▸ EXERCISE DETAILS
Could you copy each line of the entries that contains "false"?

** Opening PROVIDED DATA block **

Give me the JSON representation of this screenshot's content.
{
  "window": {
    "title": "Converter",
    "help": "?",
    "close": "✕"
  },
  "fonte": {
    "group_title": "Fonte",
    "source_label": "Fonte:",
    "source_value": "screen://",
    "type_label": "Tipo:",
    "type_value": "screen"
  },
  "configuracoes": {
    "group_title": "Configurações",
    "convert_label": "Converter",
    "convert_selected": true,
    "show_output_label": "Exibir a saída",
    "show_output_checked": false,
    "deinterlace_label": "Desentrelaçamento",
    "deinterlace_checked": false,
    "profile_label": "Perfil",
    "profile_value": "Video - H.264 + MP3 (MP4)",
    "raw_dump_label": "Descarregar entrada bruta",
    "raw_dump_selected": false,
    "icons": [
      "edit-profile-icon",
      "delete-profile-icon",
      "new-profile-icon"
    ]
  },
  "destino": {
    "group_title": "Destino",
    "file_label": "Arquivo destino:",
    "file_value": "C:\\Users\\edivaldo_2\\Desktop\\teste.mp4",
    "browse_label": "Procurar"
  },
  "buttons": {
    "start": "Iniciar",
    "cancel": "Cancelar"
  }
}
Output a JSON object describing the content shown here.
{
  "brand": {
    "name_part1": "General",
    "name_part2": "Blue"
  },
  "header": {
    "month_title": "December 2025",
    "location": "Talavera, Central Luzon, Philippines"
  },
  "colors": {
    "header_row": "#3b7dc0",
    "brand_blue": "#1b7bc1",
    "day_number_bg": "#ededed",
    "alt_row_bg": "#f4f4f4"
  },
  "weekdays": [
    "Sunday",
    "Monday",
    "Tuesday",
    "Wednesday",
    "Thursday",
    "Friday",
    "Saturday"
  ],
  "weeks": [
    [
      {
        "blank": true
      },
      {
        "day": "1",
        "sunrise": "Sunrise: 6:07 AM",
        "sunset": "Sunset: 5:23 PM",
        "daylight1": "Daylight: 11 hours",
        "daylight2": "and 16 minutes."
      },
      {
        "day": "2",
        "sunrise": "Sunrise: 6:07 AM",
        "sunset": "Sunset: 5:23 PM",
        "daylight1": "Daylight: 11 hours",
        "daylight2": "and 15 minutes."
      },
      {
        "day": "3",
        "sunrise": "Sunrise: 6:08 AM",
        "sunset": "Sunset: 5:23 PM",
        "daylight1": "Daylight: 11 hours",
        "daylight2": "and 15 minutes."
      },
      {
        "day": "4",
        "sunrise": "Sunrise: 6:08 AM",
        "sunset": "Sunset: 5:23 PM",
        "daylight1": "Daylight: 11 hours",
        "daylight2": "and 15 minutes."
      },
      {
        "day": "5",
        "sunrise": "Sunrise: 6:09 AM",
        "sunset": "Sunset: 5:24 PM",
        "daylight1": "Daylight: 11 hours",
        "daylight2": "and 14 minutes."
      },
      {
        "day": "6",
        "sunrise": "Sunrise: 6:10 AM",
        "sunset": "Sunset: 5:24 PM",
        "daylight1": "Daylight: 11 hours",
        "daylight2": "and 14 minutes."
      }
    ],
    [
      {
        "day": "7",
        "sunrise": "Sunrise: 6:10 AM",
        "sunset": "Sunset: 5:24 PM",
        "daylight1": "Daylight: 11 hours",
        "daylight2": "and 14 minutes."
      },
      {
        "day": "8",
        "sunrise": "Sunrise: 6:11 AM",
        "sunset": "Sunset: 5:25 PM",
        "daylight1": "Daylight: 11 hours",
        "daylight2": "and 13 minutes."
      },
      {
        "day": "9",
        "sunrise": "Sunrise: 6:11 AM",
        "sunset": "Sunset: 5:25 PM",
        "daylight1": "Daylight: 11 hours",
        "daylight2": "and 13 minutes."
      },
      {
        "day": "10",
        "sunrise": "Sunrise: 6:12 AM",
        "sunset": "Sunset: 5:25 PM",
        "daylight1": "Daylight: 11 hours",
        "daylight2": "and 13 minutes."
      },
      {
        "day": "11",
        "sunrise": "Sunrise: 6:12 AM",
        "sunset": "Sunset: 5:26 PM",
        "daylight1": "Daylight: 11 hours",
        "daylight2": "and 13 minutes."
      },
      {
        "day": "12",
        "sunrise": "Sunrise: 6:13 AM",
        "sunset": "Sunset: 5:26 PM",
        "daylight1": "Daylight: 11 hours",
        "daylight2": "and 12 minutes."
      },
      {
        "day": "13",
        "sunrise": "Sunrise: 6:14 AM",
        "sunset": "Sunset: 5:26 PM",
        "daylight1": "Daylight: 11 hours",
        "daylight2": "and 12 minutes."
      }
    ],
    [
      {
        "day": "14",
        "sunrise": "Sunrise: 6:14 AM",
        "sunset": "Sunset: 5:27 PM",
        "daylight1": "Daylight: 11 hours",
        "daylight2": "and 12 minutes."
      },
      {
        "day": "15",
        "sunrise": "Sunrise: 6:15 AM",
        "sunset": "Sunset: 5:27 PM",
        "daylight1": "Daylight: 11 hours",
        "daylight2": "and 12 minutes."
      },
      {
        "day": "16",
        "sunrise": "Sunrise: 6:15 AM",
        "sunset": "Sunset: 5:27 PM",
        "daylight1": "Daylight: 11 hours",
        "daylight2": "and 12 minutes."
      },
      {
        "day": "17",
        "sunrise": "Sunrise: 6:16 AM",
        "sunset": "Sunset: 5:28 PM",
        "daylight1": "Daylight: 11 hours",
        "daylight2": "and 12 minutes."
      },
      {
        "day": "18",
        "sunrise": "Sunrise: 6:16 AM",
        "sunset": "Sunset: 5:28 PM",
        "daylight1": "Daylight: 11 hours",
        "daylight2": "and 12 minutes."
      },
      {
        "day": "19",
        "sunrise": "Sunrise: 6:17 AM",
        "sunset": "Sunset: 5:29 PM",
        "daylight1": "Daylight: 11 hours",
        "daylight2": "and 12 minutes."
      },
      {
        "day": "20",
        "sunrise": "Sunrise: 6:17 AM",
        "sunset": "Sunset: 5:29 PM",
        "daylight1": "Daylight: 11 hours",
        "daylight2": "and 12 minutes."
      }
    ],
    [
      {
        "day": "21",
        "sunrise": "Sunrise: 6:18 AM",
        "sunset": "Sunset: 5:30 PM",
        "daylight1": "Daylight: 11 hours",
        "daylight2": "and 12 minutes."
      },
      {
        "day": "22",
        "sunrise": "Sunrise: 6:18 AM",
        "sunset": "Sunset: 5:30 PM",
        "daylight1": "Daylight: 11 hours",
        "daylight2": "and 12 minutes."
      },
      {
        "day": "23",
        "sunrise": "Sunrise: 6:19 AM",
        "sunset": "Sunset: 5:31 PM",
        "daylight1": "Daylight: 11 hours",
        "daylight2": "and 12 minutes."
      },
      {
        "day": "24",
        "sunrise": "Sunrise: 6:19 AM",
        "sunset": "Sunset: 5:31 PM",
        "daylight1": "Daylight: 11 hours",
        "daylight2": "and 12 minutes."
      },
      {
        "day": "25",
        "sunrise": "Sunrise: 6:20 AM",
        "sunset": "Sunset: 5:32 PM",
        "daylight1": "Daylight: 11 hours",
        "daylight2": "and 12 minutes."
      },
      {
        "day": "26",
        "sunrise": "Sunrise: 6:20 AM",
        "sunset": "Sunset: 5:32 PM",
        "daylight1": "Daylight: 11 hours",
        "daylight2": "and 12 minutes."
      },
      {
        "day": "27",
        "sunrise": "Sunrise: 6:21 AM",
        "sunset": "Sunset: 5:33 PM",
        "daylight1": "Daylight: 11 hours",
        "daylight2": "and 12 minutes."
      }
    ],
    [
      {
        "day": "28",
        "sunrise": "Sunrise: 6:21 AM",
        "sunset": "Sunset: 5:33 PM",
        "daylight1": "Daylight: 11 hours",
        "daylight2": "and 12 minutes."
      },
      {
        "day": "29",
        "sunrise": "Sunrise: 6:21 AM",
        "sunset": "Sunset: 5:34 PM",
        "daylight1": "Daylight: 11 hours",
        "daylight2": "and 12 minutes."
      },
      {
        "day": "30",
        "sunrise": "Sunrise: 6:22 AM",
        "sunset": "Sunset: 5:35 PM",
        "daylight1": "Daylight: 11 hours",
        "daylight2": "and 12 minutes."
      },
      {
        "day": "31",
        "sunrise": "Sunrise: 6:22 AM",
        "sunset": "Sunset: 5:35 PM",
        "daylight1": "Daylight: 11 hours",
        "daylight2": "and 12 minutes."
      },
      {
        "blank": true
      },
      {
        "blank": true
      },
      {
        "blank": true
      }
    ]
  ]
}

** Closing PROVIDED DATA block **

▸ RESULT BELOW
    "show_output_checked": false,
    "deinterlace_checked": false,
    "raw_dump_selected": false,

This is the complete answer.